= What is required =
The word "this" may appear in some lines of the data; copy every such line.

= Data shown =
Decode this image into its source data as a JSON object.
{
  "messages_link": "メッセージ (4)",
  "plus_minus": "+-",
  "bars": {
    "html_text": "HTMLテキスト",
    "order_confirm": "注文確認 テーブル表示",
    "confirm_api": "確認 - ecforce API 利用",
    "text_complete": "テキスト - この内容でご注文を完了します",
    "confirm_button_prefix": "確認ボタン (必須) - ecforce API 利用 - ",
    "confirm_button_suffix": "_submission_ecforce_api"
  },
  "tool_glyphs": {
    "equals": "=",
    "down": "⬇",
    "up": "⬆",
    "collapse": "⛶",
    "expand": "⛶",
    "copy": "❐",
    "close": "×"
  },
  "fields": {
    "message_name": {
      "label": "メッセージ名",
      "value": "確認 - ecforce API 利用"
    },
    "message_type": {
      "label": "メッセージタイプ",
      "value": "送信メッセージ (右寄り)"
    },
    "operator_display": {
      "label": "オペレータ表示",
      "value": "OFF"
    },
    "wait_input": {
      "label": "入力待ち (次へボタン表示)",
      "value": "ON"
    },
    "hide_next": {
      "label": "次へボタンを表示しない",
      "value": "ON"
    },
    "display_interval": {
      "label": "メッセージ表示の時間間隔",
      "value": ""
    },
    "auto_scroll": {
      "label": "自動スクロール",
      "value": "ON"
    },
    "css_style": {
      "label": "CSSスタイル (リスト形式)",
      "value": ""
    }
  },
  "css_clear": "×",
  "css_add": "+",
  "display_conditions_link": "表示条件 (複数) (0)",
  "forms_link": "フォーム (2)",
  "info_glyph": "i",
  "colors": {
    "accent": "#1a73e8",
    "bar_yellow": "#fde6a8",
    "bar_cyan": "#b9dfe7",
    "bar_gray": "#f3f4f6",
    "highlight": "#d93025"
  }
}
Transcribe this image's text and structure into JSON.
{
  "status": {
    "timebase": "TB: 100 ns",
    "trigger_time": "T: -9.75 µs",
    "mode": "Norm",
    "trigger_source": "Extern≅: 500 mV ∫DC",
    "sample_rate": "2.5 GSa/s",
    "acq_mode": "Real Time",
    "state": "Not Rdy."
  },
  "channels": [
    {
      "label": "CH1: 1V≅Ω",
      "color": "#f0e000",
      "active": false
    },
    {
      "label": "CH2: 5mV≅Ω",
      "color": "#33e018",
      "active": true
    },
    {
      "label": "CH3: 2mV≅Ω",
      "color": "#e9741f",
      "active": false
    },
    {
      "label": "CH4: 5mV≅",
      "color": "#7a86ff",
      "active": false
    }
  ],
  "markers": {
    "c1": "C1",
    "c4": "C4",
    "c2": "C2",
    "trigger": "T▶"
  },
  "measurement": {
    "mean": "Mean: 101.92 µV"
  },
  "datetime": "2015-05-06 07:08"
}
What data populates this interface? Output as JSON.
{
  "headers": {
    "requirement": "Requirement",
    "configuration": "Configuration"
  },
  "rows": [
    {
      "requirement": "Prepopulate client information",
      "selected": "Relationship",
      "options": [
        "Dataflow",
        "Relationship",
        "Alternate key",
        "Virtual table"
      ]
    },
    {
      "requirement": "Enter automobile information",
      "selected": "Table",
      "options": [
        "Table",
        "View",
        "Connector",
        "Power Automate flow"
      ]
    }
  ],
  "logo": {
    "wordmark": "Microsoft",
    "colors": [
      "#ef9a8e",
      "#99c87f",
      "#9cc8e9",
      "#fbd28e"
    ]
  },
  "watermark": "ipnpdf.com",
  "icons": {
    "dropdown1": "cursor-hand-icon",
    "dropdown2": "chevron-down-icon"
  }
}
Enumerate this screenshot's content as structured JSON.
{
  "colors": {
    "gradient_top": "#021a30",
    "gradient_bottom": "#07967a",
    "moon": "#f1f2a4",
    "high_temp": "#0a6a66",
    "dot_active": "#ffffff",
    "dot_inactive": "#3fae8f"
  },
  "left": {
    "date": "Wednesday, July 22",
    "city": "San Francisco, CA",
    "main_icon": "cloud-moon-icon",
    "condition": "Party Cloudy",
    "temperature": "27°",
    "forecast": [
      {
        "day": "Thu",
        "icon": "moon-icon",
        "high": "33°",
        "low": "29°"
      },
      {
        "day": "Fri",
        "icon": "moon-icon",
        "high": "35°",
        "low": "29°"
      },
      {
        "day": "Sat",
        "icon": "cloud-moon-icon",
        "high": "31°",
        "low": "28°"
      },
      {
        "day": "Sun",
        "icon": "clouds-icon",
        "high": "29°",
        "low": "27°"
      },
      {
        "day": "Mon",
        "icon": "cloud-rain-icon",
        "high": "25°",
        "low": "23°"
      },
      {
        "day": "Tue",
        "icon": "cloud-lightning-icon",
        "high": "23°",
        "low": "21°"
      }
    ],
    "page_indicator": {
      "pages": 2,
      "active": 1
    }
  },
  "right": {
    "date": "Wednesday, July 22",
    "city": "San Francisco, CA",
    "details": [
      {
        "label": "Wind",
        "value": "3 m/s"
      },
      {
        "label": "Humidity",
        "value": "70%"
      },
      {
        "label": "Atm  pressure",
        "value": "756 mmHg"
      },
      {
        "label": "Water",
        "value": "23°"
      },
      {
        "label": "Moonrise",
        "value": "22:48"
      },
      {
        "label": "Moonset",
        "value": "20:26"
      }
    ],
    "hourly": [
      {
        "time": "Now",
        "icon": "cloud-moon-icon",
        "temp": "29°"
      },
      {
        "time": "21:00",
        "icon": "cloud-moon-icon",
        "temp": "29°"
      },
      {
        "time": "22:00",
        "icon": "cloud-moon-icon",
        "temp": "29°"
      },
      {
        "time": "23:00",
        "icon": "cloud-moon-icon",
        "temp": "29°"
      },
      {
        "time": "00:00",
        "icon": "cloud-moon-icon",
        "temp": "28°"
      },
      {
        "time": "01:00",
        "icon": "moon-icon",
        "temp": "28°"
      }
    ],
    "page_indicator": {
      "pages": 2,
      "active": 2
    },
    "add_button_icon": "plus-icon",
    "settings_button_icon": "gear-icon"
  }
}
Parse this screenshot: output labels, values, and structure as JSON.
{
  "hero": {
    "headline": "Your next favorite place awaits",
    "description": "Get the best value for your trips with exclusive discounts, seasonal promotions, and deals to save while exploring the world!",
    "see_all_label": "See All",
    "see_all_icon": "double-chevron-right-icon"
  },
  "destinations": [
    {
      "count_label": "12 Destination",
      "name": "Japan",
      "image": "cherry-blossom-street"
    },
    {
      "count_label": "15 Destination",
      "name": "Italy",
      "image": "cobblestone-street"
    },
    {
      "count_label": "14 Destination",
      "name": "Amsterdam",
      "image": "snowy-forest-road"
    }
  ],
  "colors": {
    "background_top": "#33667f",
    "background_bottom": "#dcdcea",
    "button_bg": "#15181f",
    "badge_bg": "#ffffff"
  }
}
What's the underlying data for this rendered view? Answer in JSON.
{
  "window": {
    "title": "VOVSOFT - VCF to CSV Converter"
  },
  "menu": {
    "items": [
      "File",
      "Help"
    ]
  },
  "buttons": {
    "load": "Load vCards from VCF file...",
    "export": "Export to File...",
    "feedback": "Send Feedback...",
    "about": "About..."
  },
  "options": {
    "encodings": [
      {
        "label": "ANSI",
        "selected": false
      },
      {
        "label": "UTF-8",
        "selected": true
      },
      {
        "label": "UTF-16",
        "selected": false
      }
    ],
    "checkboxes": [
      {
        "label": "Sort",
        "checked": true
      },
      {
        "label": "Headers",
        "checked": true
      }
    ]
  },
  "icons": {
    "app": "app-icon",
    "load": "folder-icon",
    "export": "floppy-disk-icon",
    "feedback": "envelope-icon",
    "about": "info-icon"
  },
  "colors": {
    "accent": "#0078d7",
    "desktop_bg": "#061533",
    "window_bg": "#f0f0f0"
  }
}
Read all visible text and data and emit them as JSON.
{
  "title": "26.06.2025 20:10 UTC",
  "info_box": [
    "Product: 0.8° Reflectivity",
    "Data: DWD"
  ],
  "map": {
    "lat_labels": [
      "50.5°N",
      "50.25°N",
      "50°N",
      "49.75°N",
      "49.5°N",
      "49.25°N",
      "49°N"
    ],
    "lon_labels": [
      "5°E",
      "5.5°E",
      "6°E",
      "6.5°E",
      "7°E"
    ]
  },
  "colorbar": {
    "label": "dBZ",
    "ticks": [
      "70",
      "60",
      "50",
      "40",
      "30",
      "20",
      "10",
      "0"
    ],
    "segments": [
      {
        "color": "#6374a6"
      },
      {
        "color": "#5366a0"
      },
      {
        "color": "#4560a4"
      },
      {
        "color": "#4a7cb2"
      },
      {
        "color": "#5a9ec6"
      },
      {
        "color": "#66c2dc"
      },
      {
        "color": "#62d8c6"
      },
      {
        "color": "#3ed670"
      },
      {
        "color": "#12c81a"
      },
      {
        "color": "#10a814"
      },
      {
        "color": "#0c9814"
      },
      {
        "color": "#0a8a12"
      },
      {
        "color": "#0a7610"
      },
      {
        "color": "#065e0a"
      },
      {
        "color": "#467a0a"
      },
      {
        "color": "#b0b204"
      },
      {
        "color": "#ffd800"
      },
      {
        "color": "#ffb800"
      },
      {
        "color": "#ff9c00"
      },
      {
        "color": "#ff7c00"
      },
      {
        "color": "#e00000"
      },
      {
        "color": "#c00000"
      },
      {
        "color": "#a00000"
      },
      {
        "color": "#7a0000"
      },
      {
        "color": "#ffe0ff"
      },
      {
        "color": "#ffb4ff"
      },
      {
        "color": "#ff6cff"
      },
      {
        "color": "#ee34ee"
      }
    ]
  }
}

= Finished task =
Decode this image into its source data as a JSON object.
Transcribe this image's text and structure into JSON.
What data populates this interface? Output as JSON.
Enumerate this screenshot's content as structured JSON.
Parse this screenshot: output labels, values, and structure as JSON.
What's the underlying data for this rendered view? Answer in JSON.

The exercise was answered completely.